We were charged 400 Yen for some candies and wasabi potato chips. L said it’s common for a bar to drop off bar snacks for a small surcharge. L’s sleeve of beer was 600 Yen and my orange vodka was 800 Yen. My drink barely had any booze in it.


L said customers often stay for hours and the ongoing conversation with the owner is part of the experience. Early in the morning, as in 6 or 7 a.m., L would see customers stagger out.


L chatted with the owner and found out he just bought the bar. Another customer practiced his English with L and asked us if we were married.


We only stayed for one drink. You could tell the owner and customer were surprised that we left so quickly. I informed L that I was taking him out for pizza and wine at Kaya Bar in Kyoto Station.

red wine

I remember Kaya Bar being a lot better last year. I’m not sure if the quality went down or if my standards went up. I suspect it’s the latter. You can tell the employees are tired of tourists. This place attracts them in droves. Foreigners were excited to come in and order something familiar like pizza and pasta at inexpensive prices.


The drinks are dirt cheap. 300 Yen for house red or white wine. 500 Yen for a small sleeve of beer. Pizzas start at 600 Yen. The pizza is fine for the price. The house wine was so bad, at one point I almost gagged. I just stopped drinking because I found it so unpleasant. I found it difficult to get a good quality glass of wine at a price I was use to paying for in Canada, which is about $16 a glass. The selection of wine is also not impressive at the department stores in Japan.
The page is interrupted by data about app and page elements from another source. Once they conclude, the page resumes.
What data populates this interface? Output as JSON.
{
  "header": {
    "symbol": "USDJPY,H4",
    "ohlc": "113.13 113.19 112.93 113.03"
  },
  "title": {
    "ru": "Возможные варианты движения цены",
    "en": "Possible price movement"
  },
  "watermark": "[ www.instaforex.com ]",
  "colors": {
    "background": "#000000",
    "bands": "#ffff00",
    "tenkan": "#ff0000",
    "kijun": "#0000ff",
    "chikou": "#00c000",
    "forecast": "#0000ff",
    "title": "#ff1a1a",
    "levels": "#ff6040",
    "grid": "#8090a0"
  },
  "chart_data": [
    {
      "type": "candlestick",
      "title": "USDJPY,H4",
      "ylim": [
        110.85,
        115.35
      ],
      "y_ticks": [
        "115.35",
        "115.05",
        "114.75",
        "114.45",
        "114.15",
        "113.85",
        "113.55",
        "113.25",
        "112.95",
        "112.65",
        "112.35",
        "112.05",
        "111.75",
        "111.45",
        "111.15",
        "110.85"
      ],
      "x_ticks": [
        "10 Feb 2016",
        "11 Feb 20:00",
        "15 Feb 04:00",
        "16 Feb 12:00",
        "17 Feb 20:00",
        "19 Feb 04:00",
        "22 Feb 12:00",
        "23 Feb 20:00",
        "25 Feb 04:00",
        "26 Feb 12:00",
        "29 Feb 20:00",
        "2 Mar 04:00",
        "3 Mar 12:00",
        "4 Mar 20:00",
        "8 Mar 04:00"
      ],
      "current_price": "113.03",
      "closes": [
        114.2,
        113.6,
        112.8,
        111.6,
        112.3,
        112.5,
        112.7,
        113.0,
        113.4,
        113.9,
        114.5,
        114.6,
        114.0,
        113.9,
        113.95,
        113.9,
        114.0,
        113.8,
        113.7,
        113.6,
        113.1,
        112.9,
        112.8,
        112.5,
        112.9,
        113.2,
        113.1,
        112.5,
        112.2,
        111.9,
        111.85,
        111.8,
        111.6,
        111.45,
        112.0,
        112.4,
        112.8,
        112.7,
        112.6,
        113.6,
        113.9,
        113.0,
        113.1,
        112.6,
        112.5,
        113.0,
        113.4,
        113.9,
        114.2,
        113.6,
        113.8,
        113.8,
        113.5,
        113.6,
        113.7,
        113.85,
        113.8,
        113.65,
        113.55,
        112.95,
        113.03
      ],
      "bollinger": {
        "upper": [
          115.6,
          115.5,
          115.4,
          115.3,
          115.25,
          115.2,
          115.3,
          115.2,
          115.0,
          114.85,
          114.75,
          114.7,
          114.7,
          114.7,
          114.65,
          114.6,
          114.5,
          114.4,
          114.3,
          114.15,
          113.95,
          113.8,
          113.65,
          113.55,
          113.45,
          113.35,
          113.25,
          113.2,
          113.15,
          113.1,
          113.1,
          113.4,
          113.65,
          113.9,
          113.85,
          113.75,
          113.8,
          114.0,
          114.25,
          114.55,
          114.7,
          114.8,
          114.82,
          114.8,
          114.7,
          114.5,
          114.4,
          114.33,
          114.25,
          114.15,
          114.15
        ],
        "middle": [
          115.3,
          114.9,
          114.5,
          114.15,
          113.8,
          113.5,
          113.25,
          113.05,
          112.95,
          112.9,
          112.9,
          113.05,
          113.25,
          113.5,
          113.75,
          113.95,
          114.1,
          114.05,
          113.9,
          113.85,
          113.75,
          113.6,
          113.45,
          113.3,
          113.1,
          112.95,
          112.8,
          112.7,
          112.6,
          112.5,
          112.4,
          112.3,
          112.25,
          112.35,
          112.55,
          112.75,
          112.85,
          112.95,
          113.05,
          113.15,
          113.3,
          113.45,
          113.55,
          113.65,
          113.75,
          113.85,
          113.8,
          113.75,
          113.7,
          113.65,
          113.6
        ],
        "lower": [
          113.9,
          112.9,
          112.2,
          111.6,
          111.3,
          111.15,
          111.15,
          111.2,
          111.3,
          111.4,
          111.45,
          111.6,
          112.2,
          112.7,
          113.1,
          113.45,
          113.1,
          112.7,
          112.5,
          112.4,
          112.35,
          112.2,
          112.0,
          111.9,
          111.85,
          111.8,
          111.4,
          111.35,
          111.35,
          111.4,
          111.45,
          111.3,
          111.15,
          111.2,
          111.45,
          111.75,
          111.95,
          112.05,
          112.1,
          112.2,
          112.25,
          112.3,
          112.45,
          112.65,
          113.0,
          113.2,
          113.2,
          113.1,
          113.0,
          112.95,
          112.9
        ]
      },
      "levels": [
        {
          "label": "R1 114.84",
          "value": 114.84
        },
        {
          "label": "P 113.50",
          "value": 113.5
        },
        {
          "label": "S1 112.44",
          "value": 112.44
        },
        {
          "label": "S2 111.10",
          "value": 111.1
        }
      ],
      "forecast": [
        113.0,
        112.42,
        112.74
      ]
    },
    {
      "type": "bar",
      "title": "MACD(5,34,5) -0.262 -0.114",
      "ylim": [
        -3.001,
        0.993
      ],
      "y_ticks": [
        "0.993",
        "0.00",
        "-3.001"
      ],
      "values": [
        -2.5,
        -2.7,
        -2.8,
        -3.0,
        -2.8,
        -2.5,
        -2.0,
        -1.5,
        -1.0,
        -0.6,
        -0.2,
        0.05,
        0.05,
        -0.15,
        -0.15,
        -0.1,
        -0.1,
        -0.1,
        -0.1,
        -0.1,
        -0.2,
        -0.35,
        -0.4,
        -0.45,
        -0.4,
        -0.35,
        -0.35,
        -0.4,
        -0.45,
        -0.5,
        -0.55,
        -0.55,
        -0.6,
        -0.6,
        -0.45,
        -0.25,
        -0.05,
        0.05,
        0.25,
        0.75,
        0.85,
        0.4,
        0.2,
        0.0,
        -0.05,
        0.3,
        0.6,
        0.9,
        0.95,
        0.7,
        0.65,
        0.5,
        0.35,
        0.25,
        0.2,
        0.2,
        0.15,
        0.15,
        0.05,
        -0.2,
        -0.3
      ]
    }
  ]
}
The anchovy cabbage was vile. The texture of the cabbage was limp and soggy. The sauce just didn’t jive with my taste buds. The pizzas are thin and have a good ratio of cheese to dough. This place was a hit with our group. There’s nothing wrong with Kaya. Just avoid the house wine and you’ll do fine.